Despite Ryan Cohen’s exodus from BBBY, retail investors are still interested in the stock. Here’s what investors should know.
Bed Bath & Beyond has been an obvious short-selling target thanks to its deteriorating business fundamentals.
However, there are many risks involved in short selling a stock. That’s even more true for meme stocks.
With Bed Bath & Beyond’s popularity among retail investors growing, it may not be game-over for BBBY yet.
Why Are Short Sellers Targeting BBBY?
At first glance, Bed Bath & Beyond Inc (NASDAQ: BBBY) might seem like a no-brainer short play. There are a number of reasons why. Among them:
Cumulative negative earnings over the last few years; earnings yield of -72%

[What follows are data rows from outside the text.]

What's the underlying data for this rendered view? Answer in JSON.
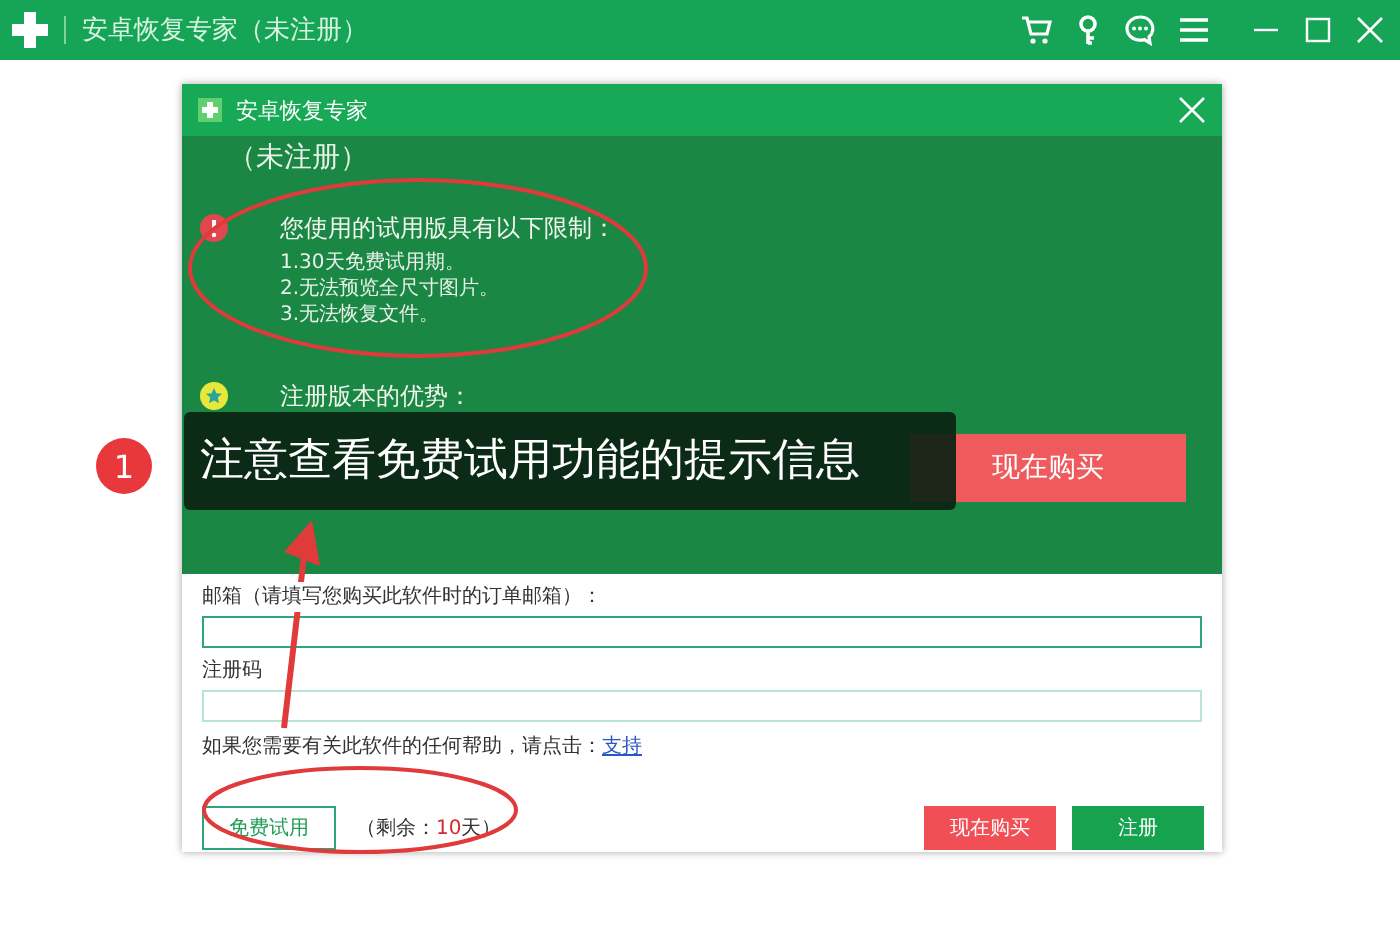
{
  "app_bar": {
    "title": "安卓恢复专家（未注册）"
  },
  "dialog": {
    "title": "安卓恢复专家",
    "status": "（未注册）",
    "limits": {
      "heading": "您使用的试用版具有以下限制：",
      "items": [
        "1.30天免费试用期。",
        "2.无法预览全尺寸图片。",
        "3.无法恢复文件。"
      ]
    },
    "advantages": {
      "heading": "注册版本的优势："
    },
    "buy_button": "现在购买",
    "email": {
      "label": "邮箱（请填写您购买此软件时的订单邮箱）：",
      "focused": true
    },
    "code": {
      "label": "注册码",
      "focused": false
    },
    "help": {
      "text": "如果您需要有关此软件的任何帮助，请点击：",
      "link": "支持"
    },
    "trial_button": "免费试用",
    "remaining": {
      "prefix": "（剩余：",
      "days": "10",
      "suffix": "天）"
    },
    "footer_buttons": [
      {
        "label": "现在购买",
        "kind": "buy"
      },
      {
        "label": "注册",
        "kind": "register"
      }
    ]
  },
  "annotation": {
    "badge": "1",
    "text": "注意查看免费试用功能的提示信息"
  }
}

Seven earnings misses in the previous 10 quarters
Return on invested capital (ROIC) of -26%
Liquidity down sharply to its worst level in at least the last 10 years

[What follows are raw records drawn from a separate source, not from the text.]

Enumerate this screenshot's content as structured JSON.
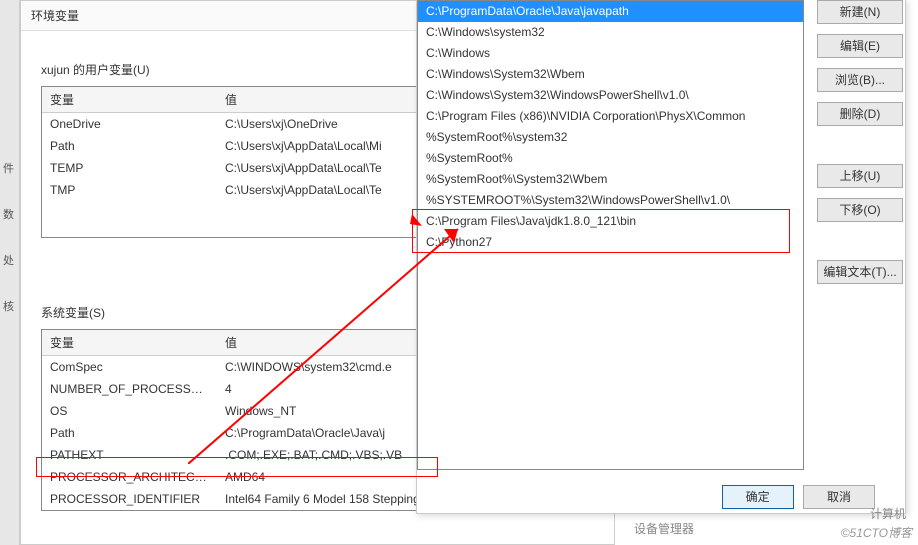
{
  "leftStrip": [
    "件",
    "数",
    "处",
    "核"
  ],
  "bgWindow": {
    "title": "环境变量",
    "userVarsHeader": "xujun 的用户变量(U)",
    "sysVarsHeader": "系统变量(S)",
    "colVar": "变量",
    "colVal": "值",
    "userVars": [
      {
        "name": "OneDrive",
        "value": "C:\\Users\\xj\\OneDrive"
      },
      {
        "name": "Path",
        "value": "C:\\Users\\xj\\AppData\\Local\\Mi"
      },
      {
        "name": "TEMP",
        "value": "C:\\Users\\xj\\AppData\\Local\\Te"
      },
      {
        "name": "TMP",
        "value": "C:\\Users\\xj\\AppData\\Local\\Te"
      }
    ],
    "sysVars": [
      {
        "name": "ComSpec",
        "value": "C:\\WINDOWS\\system32\\cmd.e"
      },
      {
        "name": "NUMBER_OF_PROCESSORS",
        "value": "4"
      },
      {
        "name": "OS",
        "value": "Windows_NT"
      },
      {
        "name": "Path",
        "value": "C:\\ProgramData\\Oracle\\Java\\j"
      },
      {
        "name": "PATHEXT",
        "value": ".COM;.EXE;.BAT;.CMD;.VBS;.VB"
      },
      {
        "name": "PROCESSOR_ARCHITECTU...",
        "value": "AMD64"
      },
      {
        "name": "PROCESSOR_IDENTIFIER",
        "value": "Intel64 Family 6 Model 158 Stepping 9, GenuineIntel"
      }
    ],
    "btnNew": "新建(N)..."
  },
  "popup": {
    "items": [
      {
        "text": "C:\\ProgramData\\Oracle\\Java\\javapath",
        "selected": true
      },
      {
        "text": "C:\\Windows\\system32"
      },
      {
        "text": "C:\\Windows"
      },
      {
        "text": "C:\\Windows\\System32\\Wbem"
      },
      {
        "text": "C:\\Windows\\System32\\WindowsPowerShell\\v1.0\\"
      },
      {
        "text": "C:\\Program Files (x86)\\NVIDIA Corporation\\PhysX\\Common"
      },
      {
        "text": "%SystemRoot%\\system32"
      },
      {
        "text": "%SystemRoot%"
      },
      {
        "text": "%SystemRoot%\\System32\\Wbem"
      },
      {
        "text": "%SYSTEMROOT%\\System32\\WindowsPowerShell\\v1.0\\"
      },
      {
        "text": "C:\\Program Files\\Java\\jdk1.8.0_121\\bin"
      },
      {
        "text": "C:\\Python27"
      }
    ],
    "btns": {
      "new": "新建(N)",
      "edit": "编辑(E)",
      "browse": "浏览(B)...",
      "delete": "删除(D)",
      "up": "上移(U)",
      "down": "下移(O)",
      "editText": "编辑文本(T)..."
    },
    "ok": "确定",
    "cancel": "取消"
  },
  "behind": {
    "devmgr": "设备管理器",
    "calc": "计算机"
  },
  "watermark": "©51CTO博客"
}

Cash burn of roughly half-a-billion dollars in the first quarter
Total equity debt at the highest level in the company’s history

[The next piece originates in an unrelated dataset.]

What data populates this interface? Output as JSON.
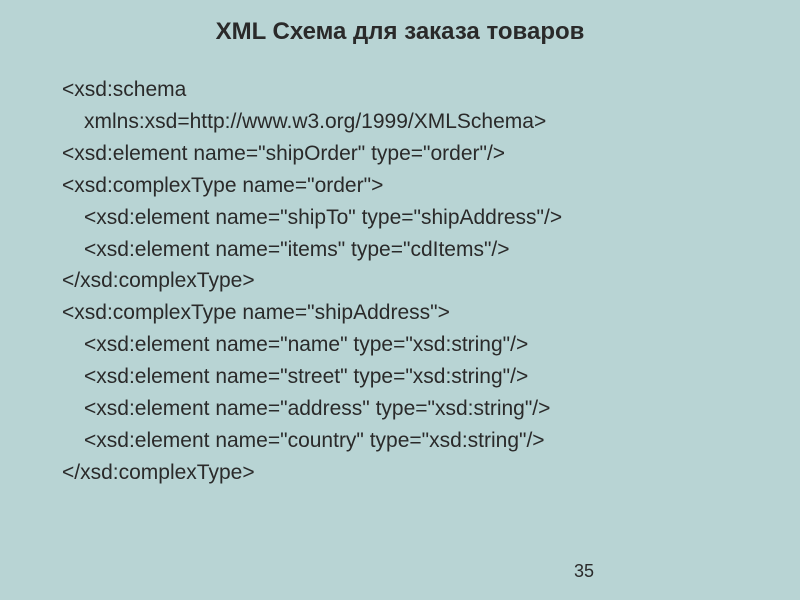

It’s no wonder that Bed Bath & Beyond’s short float is nearly 40%.
Of course, there’s another big reason why BBBY is so attractive to short sellers: Bed Bath & Beyond doesn’t have any clear prospects for achieving profitability in the short term.
The company reported a drop in sales growth of 25% last year, compared to an industry high of 61%.
Next year, Bed Bath & Beyond’s sales are expected to grow 1.7% – which is better than the industry-wide expectation of a 0.6% decrease. Still, it is not enough.
What Are the Risks of Shorting a Stock?
Short selling involves risks such as limitless losses, which do not exist in long positions where the maximum downside is the cost of your initial investment. If you open a short position in a stock that continues to rise, you will need to cover the difference to replace the borrowed shares.
In addition, borrow fees can vary, depending on the demand for short positions in a particular stock. It’s not uncommon for a short position’s borrow fee rate to rise from 20% to 40% — or even 80% — overnight.